One of the things that parents need to recognize is, just like with their school, it needs to be a partnership,
and not every day is going to be great.
Today’s podcast, Episode 76, was recorded live at the American Camp Association National Conference, in Nashville, Tennessee on February 18, 2019.
The panel participants included:
Maggie Brown, Director of WeHaKee Camp for Girls (Northern Wisconsin)
Sari Hirsch, Associate Director of Chippewa Ranch Camp for girls (Eagle River, Wisconsin)
Mike Endres, Director of Camp Chippewa for Boys (Cass Lake, Minnesota)
Cole Kelly, Director of Camp Weequahic – for boys and girls – (Northern Eastern Pennsylvania)
Jason Feldgreber, Director of Camp Menominee for Boys (Northern Wisconsin)
- Awesome parents trust and support the camp directors in doing their jobs.
- Great parents call to talk about their kids.
- Parents are encouraged to give as much information about their kids as possible.
- It’s a good idea for parents to spend about half an hour on the phone with the camp director, to discuss any concerns they may have, before sending their child away to camp for the first time.
- Some of the best parents call and ask all their questions and then they let the kid know what to expect and how they can be successful at camp.
- Great parents fill out the evaluation at the end of camp and explain the things that went well, and also the things that didn’t go well.
Audrey: “Today we’re going to talk about those awesome parents who make it so pleasant to work with their children, and who help us do a great job partnering with them to create these great summer camp experiences.”
Camp Director: “It’s when they let us do our jobs, or support us in doing our jobs.”
Camp Director: “My favorite parents are the ones that answer all of the camp forms and write too much, and send us up with the full behavioral plans and stuff that’s working at home. And when we call them, they follow our lead on their letters to the kids. They’ll support us on the phone and they will also support us in what they’re saying to their kids, which is a big deal because we’ve had the opposite happen a number of times.”

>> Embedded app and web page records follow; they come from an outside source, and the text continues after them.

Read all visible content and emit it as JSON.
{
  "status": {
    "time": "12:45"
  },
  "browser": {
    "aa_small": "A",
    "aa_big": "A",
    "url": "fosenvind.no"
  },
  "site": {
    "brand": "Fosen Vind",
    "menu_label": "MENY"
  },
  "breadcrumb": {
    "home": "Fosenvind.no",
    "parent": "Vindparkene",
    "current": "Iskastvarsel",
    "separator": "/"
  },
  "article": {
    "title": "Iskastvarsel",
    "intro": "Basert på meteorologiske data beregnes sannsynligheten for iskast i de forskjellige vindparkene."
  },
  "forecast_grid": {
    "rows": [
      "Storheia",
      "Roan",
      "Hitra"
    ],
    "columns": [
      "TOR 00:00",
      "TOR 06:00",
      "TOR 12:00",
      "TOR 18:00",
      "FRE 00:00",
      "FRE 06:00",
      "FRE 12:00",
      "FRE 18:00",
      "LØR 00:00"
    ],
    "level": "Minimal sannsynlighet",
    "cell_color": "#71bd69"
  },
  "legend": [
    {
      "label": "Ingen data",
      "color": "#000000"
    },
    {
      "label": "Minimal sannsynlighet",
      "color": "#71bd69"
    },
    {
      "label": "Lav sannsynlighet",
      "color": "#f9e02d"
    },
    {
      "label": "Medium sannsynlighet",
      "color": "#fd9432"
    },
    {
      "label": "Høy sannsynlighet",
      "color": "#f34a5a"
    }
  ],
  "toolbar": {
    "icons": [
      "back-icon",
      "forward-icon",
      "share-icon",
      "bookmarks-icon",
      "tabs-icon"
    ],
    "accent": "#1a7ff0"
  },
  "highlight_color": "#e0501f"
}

Camp Director: “If you can have twenty, thirty minutes on the phone with some parent sending their child away for the first time, and they ask all these great questions about safety, about supervision, about games and activities, if they ask all of those it’s just a great start.”
Audrey: “I think all of us camp people like working with people, and kids, and parents, so I think most of us would rather have a conversation on the phone with a parent than to do some big, long email exchange.”
Camp Director: “Sometimes staff parents can be the most difficult ones to deal with.”
Camp Director: “Some of our best parents are those who prepare their kid. They call and ask us all the questions and then they let the kid know what to expect and how they can be successful at camp.”
Audrey: “I think we would all agree- we want them to call if they get a letter that’s sad, or not getting along with someone. We want to hear so we know that we resolved it, or so we can work with them to make sure we resolve it.”
Audrey: “Sometimes parents don’t realize that being a great parent often means calling us.”
Camp Director: “A great parent is one that fills out the evaluation at the end of the season and tells us specific things that they think went well or things that didn’t go well.”
Camp Director: “To take a step back, I think is a great thing for a parent to do.”
Audrey: “I think that one of the things that parents need to recognize is, just like with their school, it needs to be a partnership, and not every day is going to be great.”
“Alone we go fast, together we go far.”
Photos from podcast recording